**Directions for this task**
Each line below must be printed exactly as it stands.

[Source records]

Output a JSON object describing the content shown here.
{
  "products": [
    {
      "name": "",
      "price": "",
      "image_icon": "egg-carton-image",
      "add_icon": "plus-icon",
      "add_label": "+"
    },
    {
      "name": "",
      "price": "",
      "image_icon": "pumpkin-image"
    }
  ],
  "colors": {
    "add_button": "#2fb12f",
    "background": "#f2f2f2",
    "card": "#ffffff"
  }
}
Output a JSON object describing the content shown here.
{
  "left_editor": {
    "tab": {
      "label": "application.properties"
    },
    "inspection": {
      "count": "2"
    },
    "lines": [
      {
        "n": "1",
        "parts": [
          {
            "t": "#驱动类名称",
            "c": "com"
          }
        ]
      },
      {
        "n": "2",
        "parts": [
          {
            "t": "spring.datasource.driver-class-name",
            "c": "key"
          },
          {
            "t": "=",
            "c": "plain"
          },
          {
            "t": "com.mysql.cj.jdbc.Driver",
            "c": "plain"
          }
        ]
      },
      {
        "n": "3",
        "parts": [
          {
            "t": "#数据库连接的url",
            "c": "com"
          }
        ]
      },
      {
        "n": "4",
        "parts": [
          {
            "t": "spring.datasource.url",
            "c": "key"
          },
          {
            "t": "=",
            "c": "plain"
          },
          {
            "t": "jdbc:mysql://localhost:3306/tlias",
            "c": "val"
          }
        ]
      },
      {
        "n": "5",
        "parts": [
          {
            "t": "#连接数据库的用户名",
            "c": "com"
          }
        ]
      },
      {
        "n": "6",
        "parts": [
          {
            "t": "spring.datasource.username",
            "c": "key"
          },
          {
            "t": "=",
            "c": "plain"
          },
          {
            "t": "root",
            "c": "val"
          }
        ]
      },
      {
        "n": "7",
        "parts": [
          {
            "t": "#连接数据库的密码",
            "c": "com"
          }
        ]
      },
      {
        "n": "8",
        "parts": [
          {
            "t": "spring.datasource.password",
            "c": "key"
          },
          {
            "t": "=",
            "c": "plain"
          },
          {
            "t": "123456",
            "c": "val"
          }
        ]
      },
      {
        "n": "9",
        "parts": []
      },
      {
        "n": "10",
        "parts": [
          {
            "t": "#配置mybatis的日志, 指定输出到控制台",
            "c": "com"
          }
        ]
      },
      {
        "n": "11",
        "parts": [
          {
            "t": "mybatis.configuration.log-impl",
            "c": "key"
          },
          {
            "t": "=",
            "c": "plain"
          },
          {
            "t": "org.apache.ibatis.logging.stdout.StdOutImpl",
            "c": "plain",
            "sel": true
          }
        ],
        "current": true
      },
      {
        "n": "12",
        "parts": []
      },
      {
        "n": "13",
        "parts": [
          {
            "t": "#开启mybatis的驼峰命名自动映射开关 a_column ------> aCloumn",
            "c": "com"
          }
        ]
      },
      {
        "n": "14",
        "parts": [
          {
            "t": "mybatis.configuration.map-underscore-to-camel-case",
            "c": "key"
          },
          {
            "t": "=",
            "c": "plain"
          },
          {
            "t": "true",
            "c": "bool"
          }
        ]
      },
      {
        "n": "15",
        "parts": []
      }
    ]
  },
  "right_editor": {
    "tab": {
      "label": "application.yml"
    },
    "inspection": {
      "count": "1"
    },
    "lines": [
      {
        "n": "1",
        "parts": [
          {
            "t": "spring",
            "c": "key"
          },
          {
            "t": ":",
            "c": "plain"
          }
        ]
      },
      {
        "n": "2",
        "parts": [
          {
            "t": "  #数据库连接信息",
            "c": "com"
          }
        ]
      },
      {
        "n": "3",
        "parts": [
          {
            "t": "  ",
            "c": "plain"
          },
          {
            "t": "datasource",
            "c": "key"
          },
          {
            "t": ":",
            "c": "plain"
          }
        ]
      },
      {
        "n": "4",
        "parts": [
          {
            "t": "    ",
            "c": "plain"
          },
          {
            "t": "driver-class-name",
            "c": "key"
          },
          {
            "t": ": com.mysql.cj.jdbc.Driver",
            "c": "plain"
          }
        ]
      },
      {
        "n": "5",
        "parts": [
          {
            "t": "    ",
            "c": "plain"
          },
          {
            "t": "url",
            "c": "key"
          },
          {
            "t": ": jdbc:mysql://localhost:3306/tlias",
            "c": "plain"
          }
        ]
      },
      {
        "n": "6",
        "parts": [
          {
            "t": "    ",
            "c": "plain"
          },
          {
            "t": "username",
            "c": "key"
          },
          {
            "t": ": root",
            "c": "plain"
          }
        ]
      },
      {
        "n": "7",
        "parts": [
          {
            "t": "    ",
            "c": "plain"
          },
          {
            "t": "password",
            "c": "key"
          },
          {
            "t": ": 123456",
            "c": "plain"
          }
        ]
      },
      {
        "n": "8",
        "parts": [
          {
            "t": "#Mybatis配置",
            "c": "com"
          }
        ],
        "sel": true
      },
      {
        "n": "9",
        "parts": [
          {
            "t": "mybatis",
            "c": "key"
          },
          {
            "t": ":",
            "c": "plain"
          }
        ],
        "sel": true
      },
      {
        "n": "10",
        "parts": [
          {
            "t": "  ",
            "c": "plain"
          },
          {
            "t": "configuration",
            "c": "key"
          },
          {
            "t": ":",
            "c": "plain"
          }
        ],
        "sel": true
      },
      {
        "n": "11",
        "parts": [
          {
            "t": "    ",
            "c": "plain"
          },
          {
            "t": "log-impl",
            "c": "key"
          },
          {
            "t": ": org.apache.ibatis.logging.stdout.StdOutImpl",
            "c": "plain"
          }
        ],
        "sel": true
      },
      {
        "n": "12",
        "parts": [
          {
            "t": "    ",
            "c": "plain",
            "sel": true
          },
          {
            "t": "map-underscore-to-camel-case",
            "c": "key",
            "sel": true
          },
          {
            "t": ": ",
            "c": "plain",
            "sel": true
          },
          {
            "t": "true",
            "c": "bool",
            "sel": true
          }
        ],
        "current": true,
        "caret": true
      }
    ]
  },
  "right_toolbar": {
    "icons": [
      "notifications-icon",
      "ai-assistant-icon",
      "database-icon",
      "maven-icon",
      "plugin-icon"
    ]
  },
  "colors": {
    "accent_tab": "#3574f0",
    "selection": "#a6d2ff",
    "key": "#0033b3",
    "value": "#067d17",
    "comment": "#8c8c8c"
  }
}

**Answer area**
Output a JSON object describing the content shown here.
{
  "products": [
    {
      "name": "",
      "price": "",
      "image_icon": "egg-carton-image",
      "add_icon": "plus-icon",
      "add_label": "+"
    },
    {
      "name": "",
      "price": "",
      "image_icon": "pumpkin-image"
    }
  ],
  "colors": {
    "add_button": "#2fb12f",
    "background": "#f2f2f2",
    "card": "#ffffff"
  }
}
Output a JSON object describing the content shown here.
{
  "left_editor": {
    "tab": {
      "label": "application.properties"
    },
    "inspection": {
      "count": "2"
    },
    "lines": [
      {
        "n": "1",
        "parts": [
          {
            "t": "#驱动类名称",
            "c": "com"
          }
        ]
      },
      {
        "n": "2",
        "parts": [
          {
            "t": "spring.datasource.driver-class-name",
            "c": "key"
          },
          {
            "t": "=",
            "c": "plain"
          },
          {
            "t": "com.mysql.cj.jdbc.Driver",
            "c": "plain"
          }
        ]
      },
      {
        "n": "3",
        "parts": [
          {
            "t": "#数据库连接的url",
            "c": "com"
          }
        ]
      },
      {
        "n": "4",
        "parts": [
          {
            "t": "spring.datasource.url",
            "c": "key"
          },
          {
            "t": "=",
            "c": "plain"
          },
          {
            "t": "jdbc:mysql://localhost:3306/tlias",
            "c": "val"
          }
        ]
      },
      {
        "n": "5",
        "parts": [
          {
            "t": "#连接数据库的用户名",
            "c": "com"
          }
        ]
      },
      {
        "n": "6",
        "parts": [
          {
            "t": "spring.datasource.username",
            "c": "key"
          },
          {
            "t": "=",
            "c": "plain"
          },
          {
            "t": "root",
            "c": "val"
          }
        ]
      },
      {
        "n": "7",
        "parts": [
          {
            "t": "#连接数据库的密码",
            "c": "com"
          }
        ]
      },
      {
        "n": "8",
        "parts": [
          {
            "t": "spring.datasource.password",
            "c": "key"
          },
          {
            "t": "=",
            "c": "plain"
          },
          {
            "t": "123456",
            "c": "val"
          }
        ]
      },
      {
        "n": "9",
        "parts": []
      },
      {
        "n": "10",
        "parts": [
          {
            "t": "#配置mybatis的日志, 指定输出到控制台",
            "c": "com"
          }
        ]
      },
      {
        "n": "11",
        "parts": [
          {
            "t": "mybatis.configuration.log-impl",
            "c": "key"
          },
          {
            "t": "=",
            "c": "plain"
          },
          {
            "t": "org.apache.ibatis.logging.stdout.StdOutImpl",
            "c": "plain",
            "sel": true
          }
        ],
        "current": true
      },
      {
        "n": "12",
        "parts": []
      },
      {
        "n": "13",
        "parts": [
          {
            "t": "#开启mybatis的驼峰命名自动映射开关 a_column ------> aCloumn",
            "c": "com"
          }
        ]
      },
      {
        "n": "14",
        "parts": [
          {
            "t": "mybatis.configuration.map-underscore-to-camel-case",
            "c": "key"
          },
          {
            "t": "=",
            "c": "plain"
          },
          {
            "t": "true",
            "c": "bool"
          }
        ]
      },
      {
        "n": "15",
        "parts": []
      }
    ]
  },
  "right_editor": {
    "tab": {
      "label": "application.yml"
    },
    "inspection": {
      "count": "1"
    },
    "lines": [
      {
        "n": "1",
        "parts": [
          {
            "t": "spring",
            "c": "key"
          },
          {
            "t": ":",
            "c": "plain"
          }
        ]
      },
      {
        "n": "2",
        "parts": [
          {
            "t": "  #数据库连接信息",
            "c": "com"
          }
        ]
      },
      {
        "n": "3",
        "parts": [
          {
            "t": "  ",
            "c": "plain"
          },
          {
            "t": "datasource",
            "c": "key"
          },
          {
            "t": ":",
            "c": "plain"
          }
        ]
      },
      {
        "n": "4",
        "parts": [
          {
            "t": "    ",
            "c": "plain"
          },
          {
            "t": "driver-class-name",
            "c": "key"
          },
          {
            "t": ": com.mysql.cj.jdbc.Driver",
            "c": "plain"
          }
        ]
      },
      {
        "n": "5",
        "parts": [
          {
            "t": "    ",
            "c": "plain"
          },
          {
            "t": "url",
            "c": "key"
          },
          {
            "t": ": jdbc:mysql://localhost:3306/tlias",
            "c": "plain"
          }
        ]
      },
      {
        "n": "6",
        "parts": [
          {
            "t": "    ",
            "c": "plain"
          },
          {
            "t": "username",
            "c": "key"
          },
          {
            "t": ": root",
            "c": "plain"
          }
        ]
      },
      {
        "n": "7",
        "parts": [
          {
            "t": "    ",
            "c": "plain"
          },
          {
            "t": "password",
            "c": "key"
          },
          {
            "t": ": 123456",
            "c": "plain"
          }
        ]
      },
      {
        "n": "8",
        "parts": [
          {
            "t": "#Mybatis配置",
            "c": "com"
          }
        ],
        "sel": true
      },
      {
        "n": "9",
        "parts": [
          {
            "t": "mybatis",
            "c": "key"
          },
          {
            "t": ":",
            "c": "plain"
          }
        ],
        "sel": true
      },
      {
        "n": "10",
        "parts": [
          {
            "t": "  ",
            "c": "plain"
          },
          {
            "t": "configuration",
            "c": "key"
          },
          {
            "t": ":",
            "c": "plain"
          }
        ],
        "sel": true
      },
      {
        "n": "11",
        "parts": [
          {
            "t": "    ",
            "c": "plain"
          },
          {
            "t": "log-impl",
            "c": "key"
          },
          {
            "t": ": org.apache.ibatis.logging.stdout.StdOutImpl",
            "c": "plain"
          }
        ],
        "sel": true
      },
      {
        "n": "12",
        "parts": [
          {
            "t": "    ",
            "c": "plain",
            "sel": true
          },
          {
            "t": "map-underscore-to-camel-case",
            "c": "key",
            "sel": true
          },
          {
            "t": ": ",
            "c": "plain",
            "sel": true
          },
          {
            "t": "true",
            "c": "bool",
            "sel": true
          }
        ],
        "current": true,
        "caret": true
      }
    ]
  },
  "right_toolbar": {
    "icons": [
      "notifications-icon",
      "ai-assistant-icon",
      "database-icon",
      "maven-icon",
      "plugin-icon"
    ]
  },
  "colors": {
    "accent_tab": "#3574f0",
    "selection": "#a6d2ff",
    "key": "#0033b3",
    "value": "#067d17",
    "comment": "#8c8c8c"
  }
}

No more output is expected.